What needs to be done: Each record below has to be printed verbatim.

Data for review:
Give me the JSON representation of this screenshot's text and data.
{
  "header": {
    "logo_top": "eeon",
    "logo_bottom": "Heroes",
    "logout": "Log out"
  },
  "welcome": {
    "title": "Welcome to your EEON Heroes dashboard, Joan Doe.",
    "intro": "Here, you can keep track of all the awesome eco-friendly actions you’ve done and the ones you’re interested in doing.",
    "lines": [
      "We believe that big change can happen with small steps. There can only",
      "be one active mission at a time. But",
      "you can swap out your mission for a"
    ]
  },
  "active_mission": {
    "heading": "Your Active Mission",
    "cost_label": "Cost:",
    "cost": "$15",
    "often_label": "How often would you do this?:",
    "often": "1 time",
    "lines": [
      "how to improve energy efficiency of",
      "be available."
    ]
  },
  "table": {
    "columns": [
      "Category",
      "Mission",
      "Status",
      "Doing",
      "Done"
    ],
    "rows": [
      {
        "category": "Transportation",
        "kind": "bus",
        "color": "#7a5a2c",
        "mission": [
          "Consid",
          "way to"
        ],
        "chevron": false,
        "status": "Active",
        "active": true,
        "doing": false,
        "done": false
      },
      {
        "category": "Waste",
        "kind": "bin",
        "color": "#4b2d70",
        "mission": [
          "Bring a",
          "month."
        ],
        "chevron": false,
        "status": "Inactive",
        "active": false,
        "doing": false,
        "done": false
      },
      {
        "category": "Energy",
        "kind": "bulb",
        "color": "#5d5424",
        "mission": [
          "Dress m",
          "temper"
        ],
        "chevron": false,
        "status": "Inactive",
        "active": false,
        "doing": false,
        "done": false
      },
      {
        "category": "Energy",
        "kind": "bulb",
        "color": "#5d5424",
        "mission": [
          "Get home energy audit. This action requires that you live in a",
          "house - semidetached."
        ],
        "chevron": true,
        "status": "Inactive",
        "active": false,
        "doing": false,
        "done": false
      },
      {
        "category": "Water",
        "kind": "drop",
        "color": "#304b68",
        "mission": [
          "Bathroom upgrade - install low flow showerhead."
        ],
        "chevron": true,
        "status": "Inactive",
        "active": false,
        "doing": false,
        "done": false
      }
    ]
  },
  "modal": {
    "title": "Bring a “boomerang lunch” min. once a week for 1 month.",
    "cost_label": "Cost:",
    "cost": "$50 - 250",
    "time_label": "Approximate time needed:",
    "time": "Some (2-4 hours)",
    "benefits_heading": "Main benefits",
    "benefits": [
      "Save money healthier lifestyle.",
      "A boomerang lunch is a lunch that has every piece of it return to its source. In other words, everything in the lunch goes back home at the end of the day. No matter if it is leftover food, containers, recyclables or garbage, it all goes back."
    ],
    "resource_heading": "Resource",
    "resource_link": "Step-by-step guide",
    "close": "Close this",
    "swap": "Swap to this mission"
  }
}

Task solution:
Give me the JSON representation of this screenshot's text and data.
{
  "header": {
    "logo_top": "eeon",
    "logo_bottom": "Heroes",
    "logout": "Log out"
  },
  "welcome": {
    "title": "Welcome to your EEON Heroes dashboard, Joan Doe.",
    "intro": "Here, you can keep track of all the awesome eco-friendly actions you’ve done and the ones you’re interested in doing.",
    "lines": [
      "We believe that big change can happen with small steps. There can only",
      "be one active mission at a time. But",
      "you can swap out your mission for a"
    ]
  },
  "active_mission": {
    "heading": "Your Active Mission",
    "cost_label": "Cost:",
    "cost": "$15",
    "often_label": "How often would you do this?:",
    "often": "1 time",
    "lines": [
      "how to improve energy efficiency of",
      "be available."
    ]
  },
  "table": {
    "columns": [
      "Category",
      "Mission",
      "Status",
      "Doing",
      "Done"
    ],
    "rows": [
      {
        "category": "Transportation",
        "kind": "bus",
        "color": "#7a5a2c",
        "mission": [
          "Consid",
          "way to"
        ],
        "chevron": false,
        "status": "Active",
        "active": true,
        "doing": false,
        "done": false
      },
      {
        "category": "Waste",
        "kind": "bin",
        "color": "#4b2d70",
        "mission": [
          "Bring a",
          "month."
        ],
        "chevron": false,
        "status": "Inactive",
        "active": false,
        "doing": false,
        "done": false
      },
      {
        "category": "Energy",
        "kind": "bulb",
        "color": "#5d5424",
        "mission": [
          "Dress m",
          "temper"
        ],
        "chevron": false,
        "status": "Inactive",
        "active": false,
        "doing": false,
        "done": false
      },
      {
        "category": "Energy",
        "kind": "bulb",
        "color": "#5d5424",
        "mission": [
          "Get home energy audit. This action requires that you live in a",
          "house - semidetached."
        ],
        "chevron": true,
        "status": "Inactive",
        "active": false,
        "doing": false,
        "done": false
      },
      {
        "category": "Water",
        "kind": "drop",
        "color": "#304b68",
        "mission": [
          "Bathroom upgrade - install low flow showerhead."
        ],
        "chevron": true,
        "status": "Inactive",
        "active": false,
        "doing": false,
        "done": false
      }
    ]
  },
  "modal": {
    "title": "Bring a “boomerang lunch” min. once a week for 1 month.",
    "cost_label": "Cost:",
    "cost": "$50 - 250",
    "time_label": "Approximate time needed:",
    "time": "Some (2-4 hours)",
    "benefits_heading": "Main benefits",
    "benefits": [
      "Save money healthier lifestyle.",
      "A boomerang lunch is a lunch that has every piece of it return to its source. In other words, everything in the lunch goes back home at the end of the day. No matter if it is leftover food, containers, recyclables or garbage, it all goes back."
    ],
    "resource_heading": "Resource",
    "resource_link": "Step-by-step guide",
    "close": "Close this",
    "swap": "Swap to this mission"
  }
}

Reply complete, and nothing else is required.